On Behalf of | Apr 6, 2023 | Firm News

The death of a loved one is an emotionally-charged time when important decisions must be made. Things are made easier when a will spells out their wishes. Failing to properly handle estate planning can mean family members must resort to the court to determine how the estate will be handled and potentially engage in a long-term legal fight with loved ones.

Cerulli Associates predicts the following:

  • Nearly $85 trillion in personal wealth will pass down from one generation to the next from now to 2045, with most assets coming from baby boomer households
  • Generation X, those born from 1965 to 1980 will receive the most money at nearly $30 trillion over 25 years, which includes close to $9 trillion in 10 years.
  • Millennials (1981 to 1996 could see approximately $27 trillion by 2045

With significant amounts of money at stake throughout multiple generations, decisions involving asset distribution should be attended to sooner rather than later.

Dwelling dilemmas

Legal matters become personal when it comes to the family home. One common strategy is for parents to “sell” their house while drafting a deed that they are allowed to continue residing in the dwelling. While a seemingly reasonable step, issues can arise and this may not be the best plan.  Some problems with this option are that the recipient of the house can be taxed on the appreciation in value of the house from the time of purchase by the parent making the gift.  Heirs could become defendants in lawsuits (and thereafter have a judgment taken against them) and/or have creditors that may seek a lien on the house.  Applications for Medicaid can be impacted if the transfer was done within five years of the application for Medicaid (the applicant could be ineligible for Medicaid benefits for a period of time, often called a “transfer penalty”.  Being ineligible for Medicaid when it is needed can be a costly disadvantage to gifting a home.

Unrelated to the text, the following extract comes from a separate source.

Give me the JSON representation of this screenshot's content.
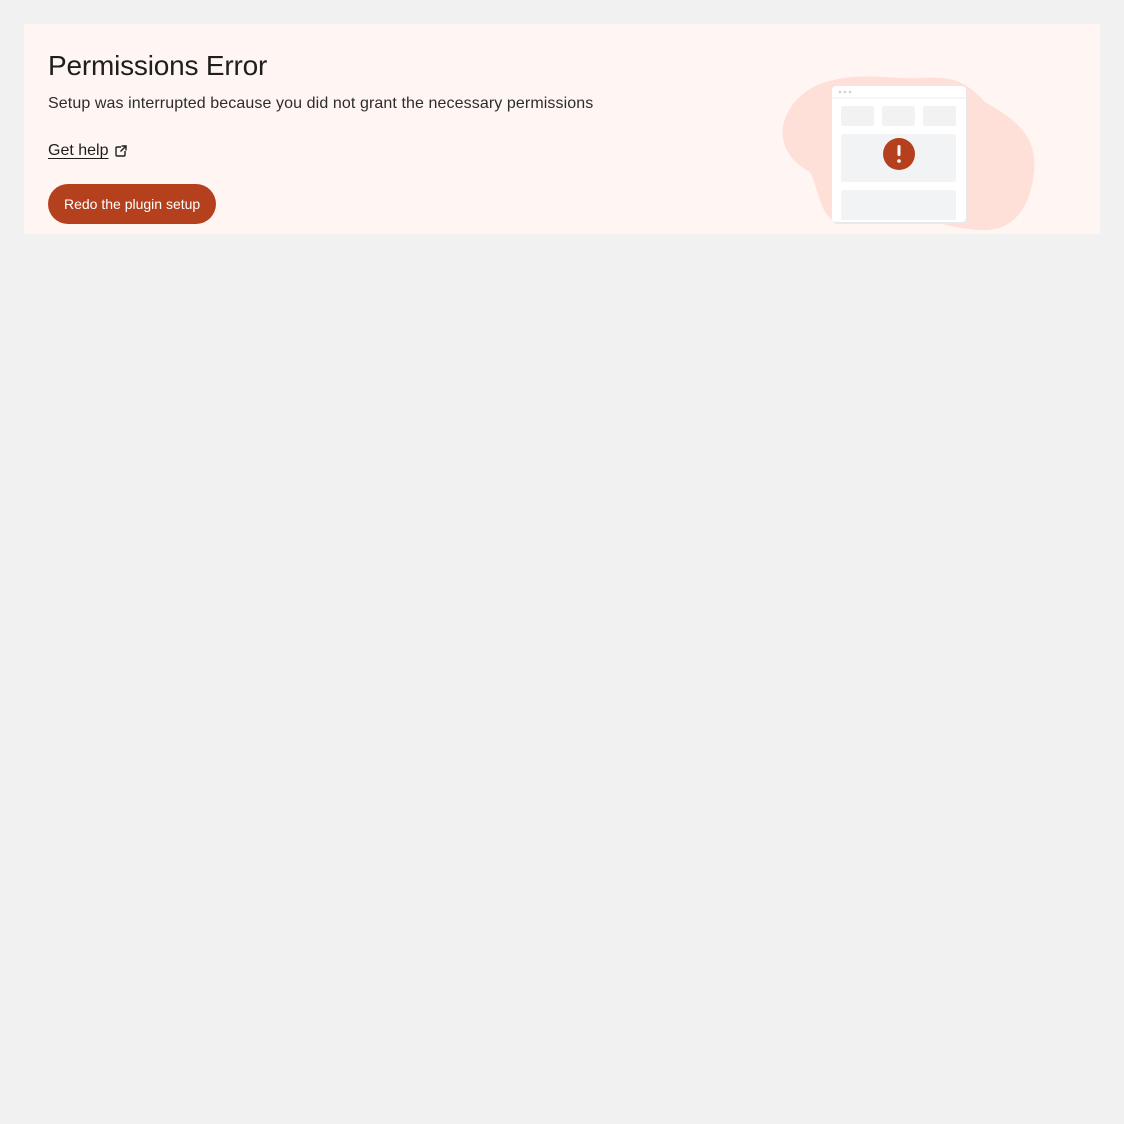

As people grow older, estate planning becomes vital. While money and other assets cannot ease the transition following the death of a loved one, it can provide long-term stability in the future, regardless of how uncertain it feels.